Hopefully whoever they pick gives us something Posey-like over the next year though -- big, obvious impact.
It seems like we’ve been talking a lot about college guys. Are there high school dudes (pitcher or hitter) who you have your eye on? And what kind of college/high school mix are you most hoping to see come out of the draft? Or does that matter to you at all?
Kevin: Wheeler! How I forget about him...and I think many Giants have, even faster than we did about Bickford.
There aren’t a lot of high school guys who wow me in this draft. The only who I’ve seen and laughed in the derisive way I do when I see something unfair is Matt Liberatore. The break on his curve is ridiculous, and his changeup is ready to go.

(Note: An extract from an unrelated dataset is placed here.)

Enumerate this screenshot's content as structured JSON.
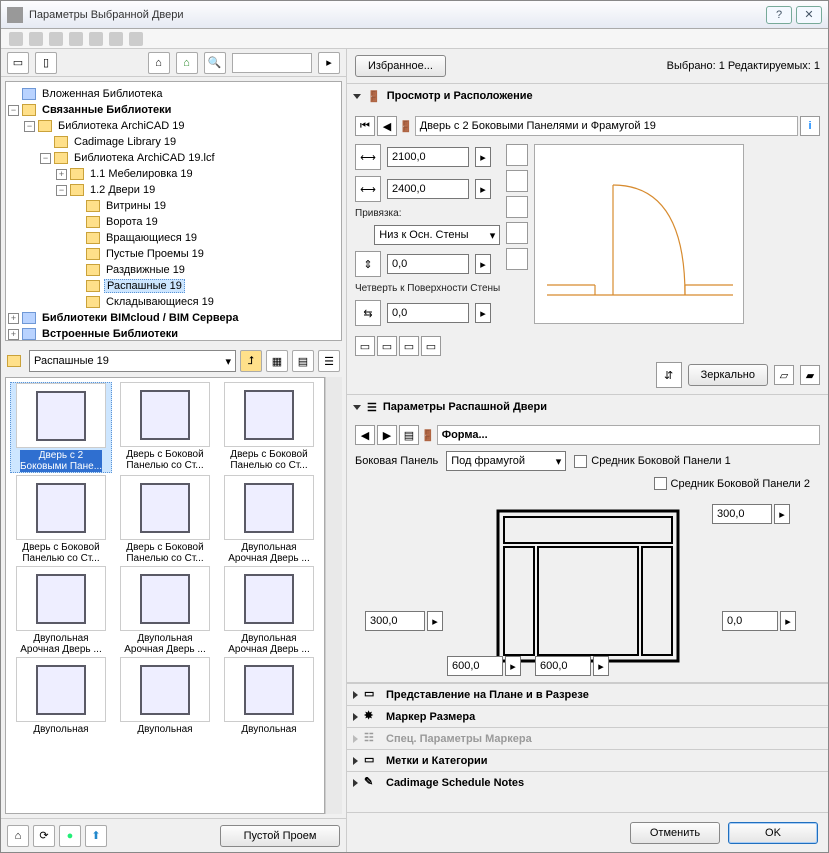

None of the hitters have been a big wow for me, although I admit having not seen much video beyond the expected first round guys.
Personally, I don’t put too much stock in the mix of high schoolers and college players. High school players sometimes have a higher ceiling, but take longer and are more risky. The Giants success in drafts are a good mix of high schoolers and college players, and lean better on high school players. So I’m expecting a mix, with probably one or two high schoolers in the first six rounds, but I won’t worry if the Giants go heavy high school (like last season) or are in a primarily college-heavy draft.
What about you? And, on that note, how do you feel about the strategy of picking a “safe” player at #2 overall to save money and go over slot on one or more high school players later?
Roger: The way the slotting system works there’s likely to be a little money left over from the #2 pick. That said, the Giants pool isn’t really that large and they’re second pick is waaaaaay down there a ways. The Royals have four picks before the Giants 2nd, the Rays and Indians have three. Those teams can start thinking about strategies in a way I don’t think the Giants can really afford to. There’s no certainty of a guy falling to 45 who isn’t going to fall to the 11th round. I do think maximum impact combined with safety is a smart way to go. I do like a mix of high school and college, hitter and pitcher. The Giants had a draft not too long ago with just one high school player in the first 35 rounds (2012, Shilo McCall) -- that’s the way to make an old system. I like college guys, but I don’t want all my top prospects to be 25 years old, which is a frequent Giants’ MO of late.
Kevin: Well, I have one last question for you to wrap things up. Fangraphs just did this chat with Kiley McDaniel including possible issues with Casey Mize going #1 overall.
The question is...if the Tigers take Joey Bart at #1, do you take Mize, or do you go with Bohm, or someone else? (I know we don’t have access to the medical reports, but basically, do you trust the Tigers to know something’s wrong?)
Roger: I think I do, but I think you really do have to know more about the medicals. I know the splitter/slider thing is a question going forward, but I do still think he’s the guy who’s separated himself most in this draft from the rest, so I guess I have to take him. However, let me say this, if they were to leave him on the board and take Bohm then I won’t be screaming. But yeah, if Mize is on the board I think he’s the pick. You?
Kevin: I think that with someone who has separated himself so far from the pack, and then the Tigers don’t take him...I’d have to think there’s something wrong seriously. With the Giants having had disappointments with top pitchers lately, and all the track records you’ve cited, I’d take Bohm. But it’s probably good I’m not the one with his finger on the trigger.